Of course, just because the long-term prospects for equities are outstanding, it doesn't mean markets won't get "overbought" from time to time on a short-term basis. Profit-taking bouts, selloffs, panics, and corrections haven't been outlawed. They will all be part of the landscape no matter how high stocks go.
That's good news for more active traders, and market-timers, who can profit handsomely from volatility and market swings.
There are plenty of adept traders, investors, and institutions who will make huge sums playing these down moves as well as the long haul higher. Even buy-and-hold types can add to their long-term returns by allocating some capital to active managers who excel at this game.
They'll be phenomenal moneymakers for experienced professionals smart enough and aggressive enough to add huge shorting gains to core longer-term long positions. If you can, allocate some money to them if you don't know how to play from that side yourself.
Stocks bounced off their credit crisis lows and have been enjoying higher valuations as corporate balance sheets have been reengineered. Earnings have been more robust thanks to increased global trade over the past decade. Supply and demand dynamics have additionally been supporting rising prices, all without pricing and valuation metrics becoming overheated. That's how we got to new highs.
But, it's only the beginning.

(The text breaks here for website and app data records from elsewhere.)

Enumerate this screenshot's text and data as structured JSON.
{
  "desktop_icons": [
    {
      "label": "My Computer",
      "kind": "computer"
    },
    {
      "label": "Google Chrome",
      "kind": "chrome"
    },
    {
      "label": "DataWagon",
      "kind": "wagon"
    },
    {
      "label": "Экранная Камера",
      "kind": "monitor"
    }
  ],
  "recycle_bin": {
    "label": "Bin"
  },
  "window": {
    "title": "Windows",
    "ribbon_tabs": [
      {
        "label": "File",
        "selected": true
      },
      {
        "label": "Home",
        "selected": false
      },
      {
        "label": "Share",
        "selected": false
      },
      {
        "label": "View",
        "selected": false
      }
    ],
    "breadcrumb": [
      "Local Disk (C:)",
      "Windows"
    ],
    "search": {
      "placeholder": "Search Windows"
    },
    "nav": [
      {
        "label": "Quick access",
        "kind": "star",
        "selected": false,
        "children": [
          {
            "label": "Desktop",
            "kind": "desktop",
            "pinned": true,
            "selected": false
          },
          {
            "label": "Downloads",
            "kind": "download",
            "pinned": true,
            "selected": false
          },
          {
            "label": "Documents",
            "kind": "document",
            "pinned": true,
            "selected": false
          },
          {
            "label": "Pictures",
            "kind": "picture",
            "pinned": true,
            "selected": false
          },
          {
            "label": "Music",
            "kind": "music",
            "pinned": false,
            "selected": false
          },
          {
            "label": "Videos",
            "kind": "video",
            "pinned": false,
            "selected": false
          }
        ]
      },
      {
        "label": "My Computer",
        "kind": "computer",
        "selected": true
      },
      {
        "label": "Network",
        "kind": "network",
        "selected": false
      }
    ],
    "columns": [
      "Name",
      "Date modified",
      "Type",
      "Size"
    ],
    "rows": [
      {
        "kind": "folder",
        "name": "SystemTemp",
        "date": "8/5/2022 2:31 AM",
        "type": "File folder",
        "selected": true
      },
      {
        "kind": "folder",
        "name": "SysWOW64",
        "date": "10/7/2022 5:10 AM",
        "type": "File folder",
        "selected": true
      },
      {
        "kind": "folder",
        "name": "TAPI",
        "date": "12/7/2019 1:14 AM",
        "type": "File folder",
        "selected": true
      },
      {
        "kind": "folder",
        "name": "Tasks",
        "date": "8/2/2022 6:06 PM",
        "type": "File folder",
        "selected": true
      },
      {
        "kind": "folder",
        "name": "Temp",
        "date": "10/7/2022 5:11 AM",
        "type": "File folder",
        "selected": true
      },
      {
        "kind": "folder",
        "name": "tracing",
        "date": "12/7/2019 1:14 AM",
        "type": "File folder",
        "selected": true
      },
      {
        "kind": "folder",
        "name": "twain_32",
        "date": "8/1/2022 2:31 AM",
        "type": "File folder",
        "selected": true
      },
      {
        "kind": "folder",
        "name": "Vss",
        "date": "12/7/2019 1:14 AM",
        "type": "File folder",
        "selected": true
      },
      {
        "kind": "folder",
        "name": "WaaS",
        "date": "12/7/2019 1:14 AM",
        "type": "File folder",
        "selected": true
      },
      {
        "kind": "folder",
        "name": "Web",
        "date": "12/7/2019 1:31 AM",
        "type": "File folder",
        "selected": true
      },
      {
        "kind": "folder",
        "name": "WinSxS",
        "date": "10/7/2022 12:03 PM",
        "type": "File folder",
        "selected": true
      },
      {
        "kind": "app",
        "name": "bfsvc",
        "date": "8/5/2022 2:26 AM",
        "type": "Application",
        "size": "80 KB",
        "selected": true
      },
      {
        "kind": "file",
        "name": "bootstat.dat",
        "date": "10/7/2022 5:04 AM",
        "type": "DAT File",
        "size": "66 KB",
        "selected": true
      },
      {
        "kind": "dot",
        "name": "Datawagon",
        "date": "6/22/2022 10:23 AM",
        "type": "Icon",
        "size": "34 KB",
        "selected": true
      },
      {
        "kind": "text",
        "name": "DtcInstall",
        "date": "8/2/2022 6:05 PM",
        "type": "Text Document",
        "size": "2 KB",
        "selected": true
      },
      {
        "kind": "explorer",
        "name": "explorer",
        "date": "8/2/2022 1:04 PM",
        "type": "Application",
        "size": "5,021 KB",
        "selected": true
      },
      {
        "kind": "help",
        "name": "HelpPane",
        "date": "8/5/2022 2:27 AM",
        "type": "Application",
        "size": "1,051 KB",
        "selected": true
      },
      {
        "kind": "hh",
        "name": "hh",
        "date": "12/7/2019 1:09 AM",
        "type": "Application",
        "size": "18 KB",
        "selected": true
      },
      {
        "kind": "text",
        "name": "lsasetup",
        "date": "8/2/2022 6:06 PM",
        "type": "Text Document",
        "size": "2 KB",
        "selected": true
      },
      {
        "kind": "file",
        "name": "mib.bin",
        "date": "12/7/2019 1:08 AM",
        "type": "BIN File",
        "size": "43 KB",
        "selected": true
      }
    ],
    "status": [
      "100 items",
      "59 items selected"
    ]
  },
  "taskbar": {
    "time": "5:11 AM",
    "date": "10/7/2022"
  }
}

We're just rounding up the last stages of this generational bull market's first leg. There will be two more legs higher. So get into the game. You've got to be in it to win it...